Description of the task: Within the records below, find each line with the word "class" and copy it out.

——

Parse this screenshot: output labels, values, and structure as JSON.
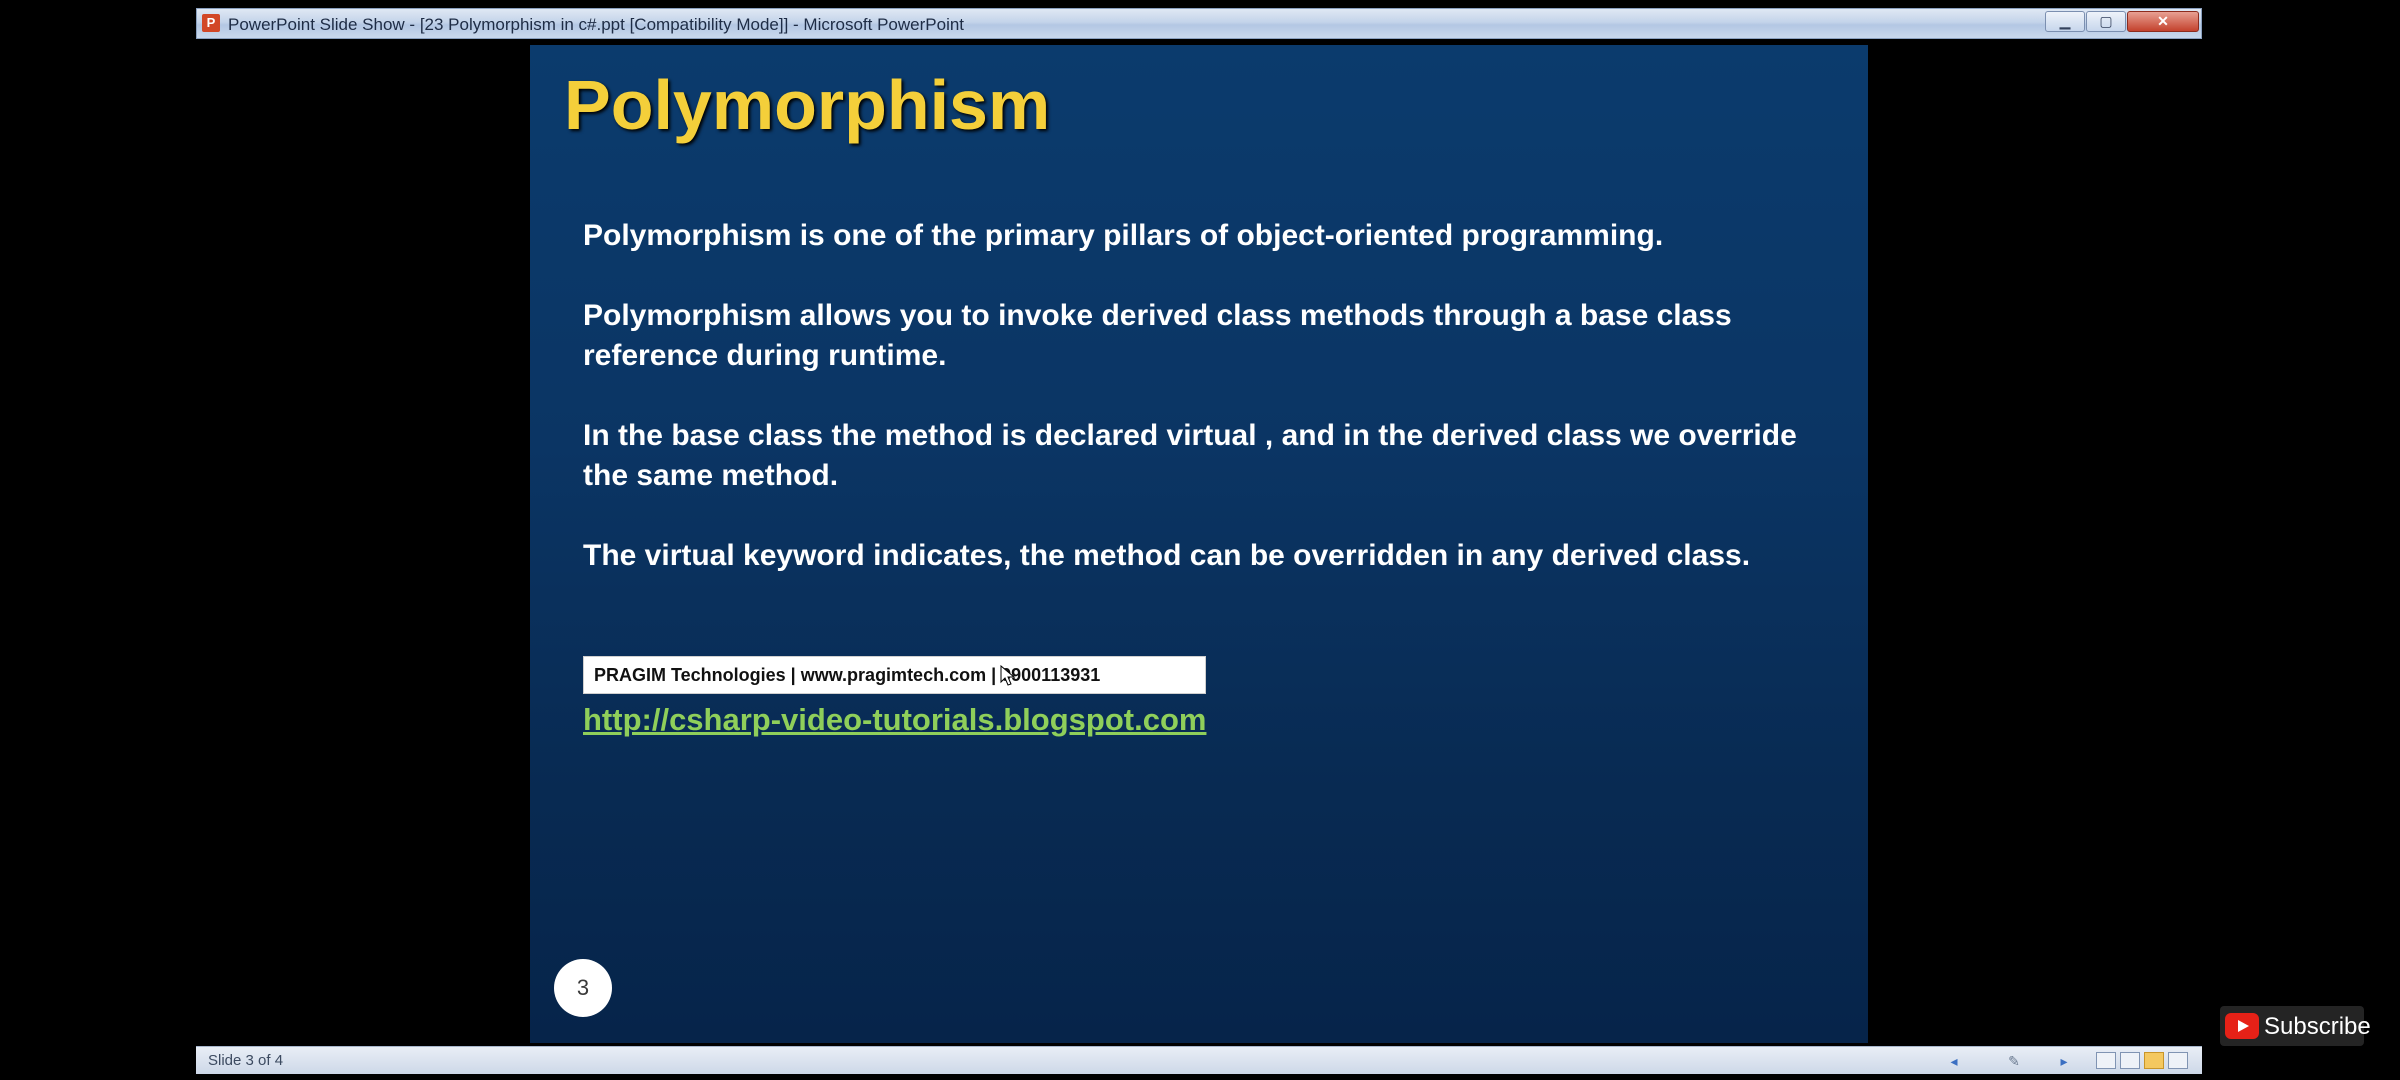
{
  "window": {
    "title": "PowerPoint Slide Show - [23 Polymorphism in c#.ppt [Compatibility Mode]] - Microsoft PowerPoint",
    "app_icon": "P",
    "minimize_label": "▁",
    "maximize_label": "▢",
    "close_label": "✕"
  },
  "slide": {
    "title": "Polymorphism",
    "bullets": [
      "Polymorphism is one of the primary pillars of object-oriented programming.",
      "Polymorphism allows you to invoke derived class methods through a base class reference during runtime.",
      "In the base class the method is declared virtual , and in the derived class we override the same method.",
      "The virtual keyword indicates, the method can be overridden in any derived class."
    ],
    "banner_text": "PRAGIM Technologies | www.pragimtech.com | 9900113931",
    "link_text": "http://csharp-video-tutorials.blogspot.com",
    "number": "3"
  },
  "statusbar": {
    "text": "Slide 3 of 4",
    "prev_icon": "◂",
    "pen_icon": "✎",
    "next_icon": "▸"
  },
  "subscribe": {
    "label": "Subscribe"
  },
  "colors": {
    "slide_bg": "#0b3b6d",
    "title": "#f4cf3a",
    "link": "#8fcf5a"
  }
}
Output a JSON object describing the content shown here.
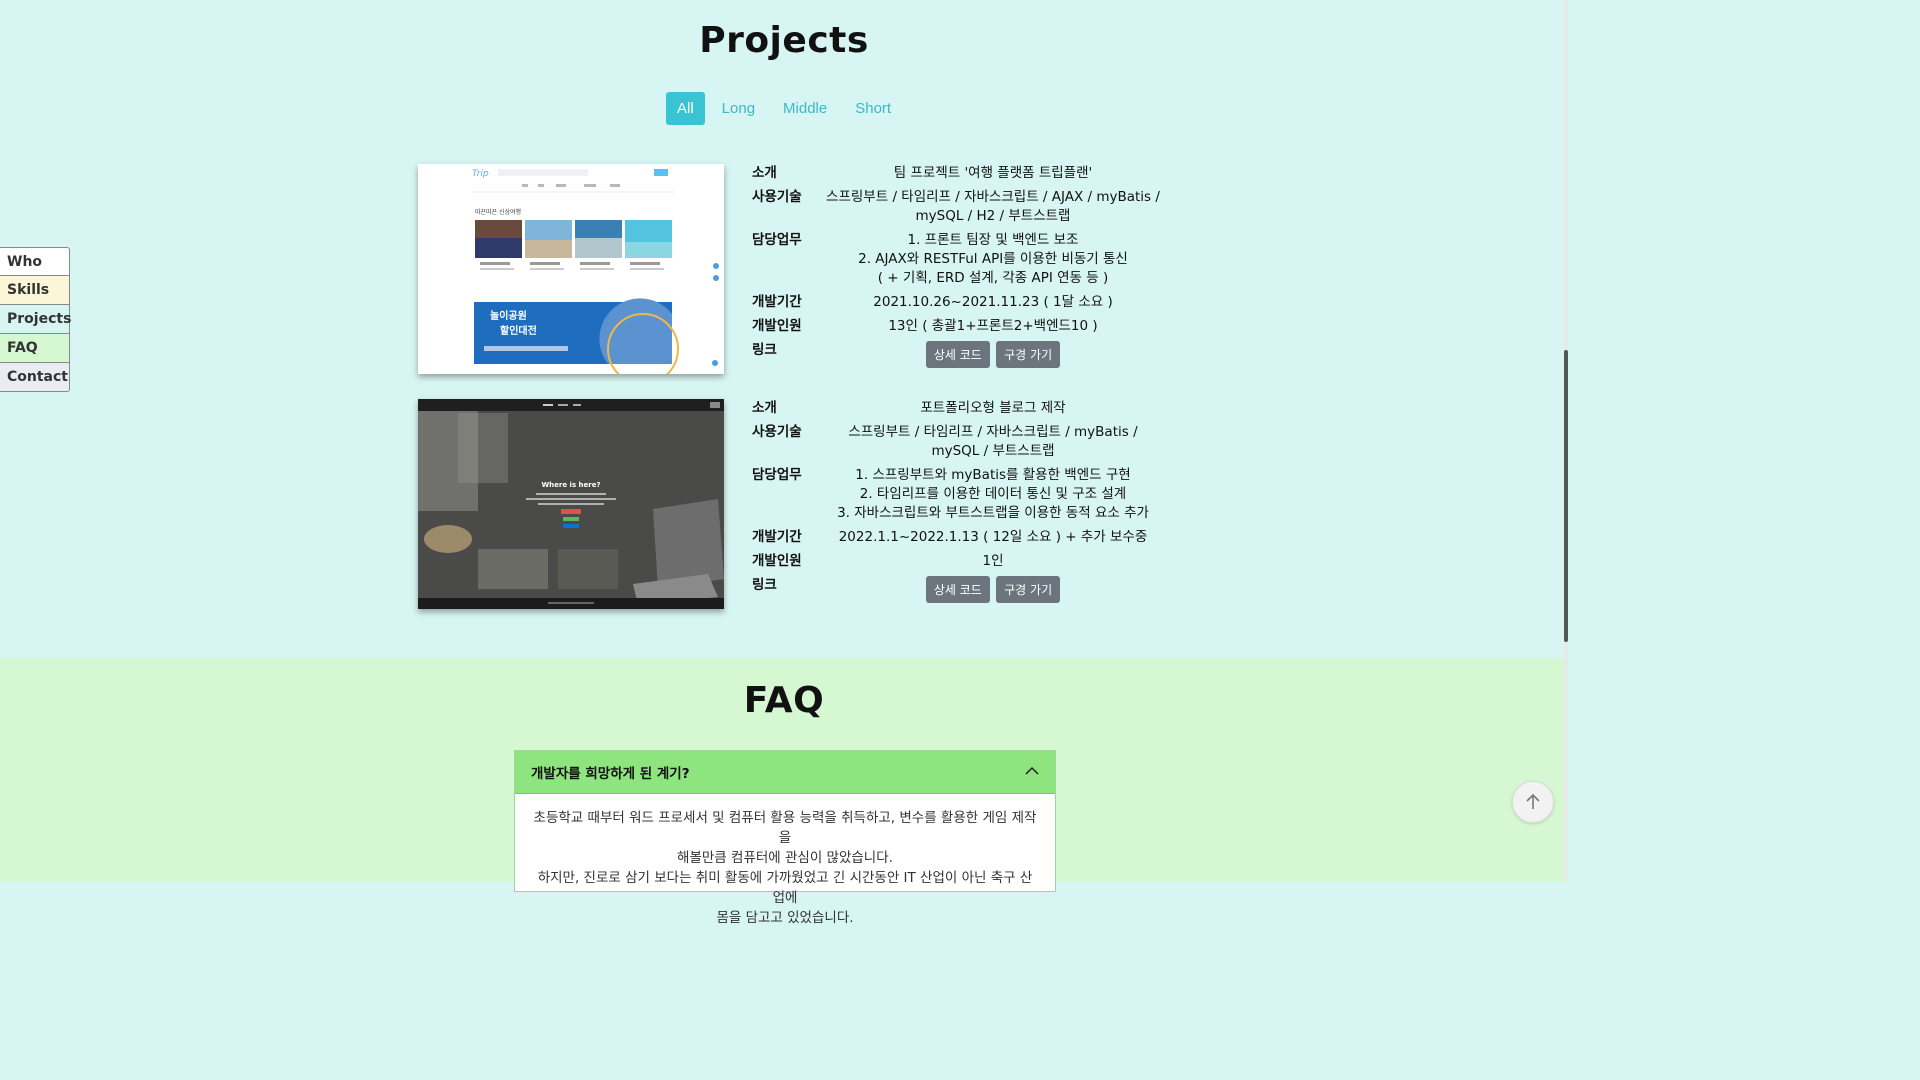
{
  "projects": {
    "title": "Projects",
    "filters": [
      {
        "label": "All",
        "active": true
      },
      {
        "label": "Long",
        "active": false
      },
      {
        "label": "Middle",
        "active": false
      },
      {
        "label": "Short",
        "active": false
      }
    ],
    "items": [
      {
        "intro_label": "소개",
        "intro": "팀 프로젝트 '여행 플랫폼 트립플랜'",
        "tech_label": "사용기술",
        "tech_line1": "스프링부트 / 타임리프 / 자바스크립트 / AJAX / myBatis /",
        "tech_line2": "mySQL / H2 / 부트스트랩",
        "role_label": "담당업무",
        "role_lines": [
          "1. 프론트 팀장 및 백엔드 보조",
          "2. AJAX와 RESTFul API를 이용한 비동기 통신",
          "( + 기획, ERD 설계, 각종 API 연동 등 )"
        ],
        "period_label": "개발기간",
        "period": "2021.10.26~2021.11.23 ( 1달 소요 )",
        "members_label": "개발인원",
        "members": "13인 ( 총괄1+프론트2+백엔드10 )",
        "link_label": "링크",
        "code_button": "상세 코드",
        "visit_button": "구경 가기",
        "thumb_banner_line1": "놀이공원",
        "thumb_banner_line2": "할인대전",
        "thumb_section": "따끈따끈 신상여행"
      },
      {
        "intro_label": "소개",
        "intro": "포트폴리오형 블로그 제작",
        "tech_label": "사용기술",
        "tech_line1": "스프링부트 / 타임리프 / 자바스크립트 / myBatis /",
        "tech_line2": "mySQL / 부트스트랩",
        "role_label": "담당업무",
        "role_lines": [
          "1. 스프링부트와 myBatis를 활용한 백엔드 구현",
          "2. 타임리프를 이용한 데이터 통신 및 구조 설계",
          "3. 자바스크립트와 부트스트랩을 이용한 동적 요소 추가"
        ],
        "period_label": "개발기간",
        "period": "2022.1.1~2022.1.13 ( 12일 소요 ) + 추가 보수중",
        "members_label": "개발인원",
        "members": "1인",
        "link_label": "링크",
        "code_button": "상세 코드",
        "visit_button": "구경 가기",
        "thumb_heading": "Where is here?"
      }
    ]
  },
  "side_nav": [
    "Who",
    "Skills",
    "Projects",
    "FAQ",
    "Contact"
  ],
  "faq": {
    "title": "FAQ",
    "question": "개발자를 희망하게 된 계기?",
    "answer_lines": [
      "초등학교 때부터 워드 프로세서 및 컴퓨터 활용 능력을 취득하고, 변수를 활용한 게임 제작을",
      "해볼만큼 컴퓨터에 관심이 많았습니다.",
      "하지만, 진로로 삼기 보다는 취미 활동에 가까웠었고 긴 시간동안 IT 산업이 아닌 축구 산업에",
      "몸을 담고고 있었습니다."
    ]
  },
  "colors": {
    "accent": "#3ac3d2",
    "projects_bg": "#d7f5f2",
    "faq_bg": "#d5f7d2",
    "faq_head": "#8ee47e"
  }
}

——

Finished task:
      "Polymorphism allows you to invoke derived class methods through a base class reference during runtime.",
      "In the base class the method is declared virtual , and in the derived class we override the same method.",
      "The virtual keyword indicates, the method can be overridden in any derived class."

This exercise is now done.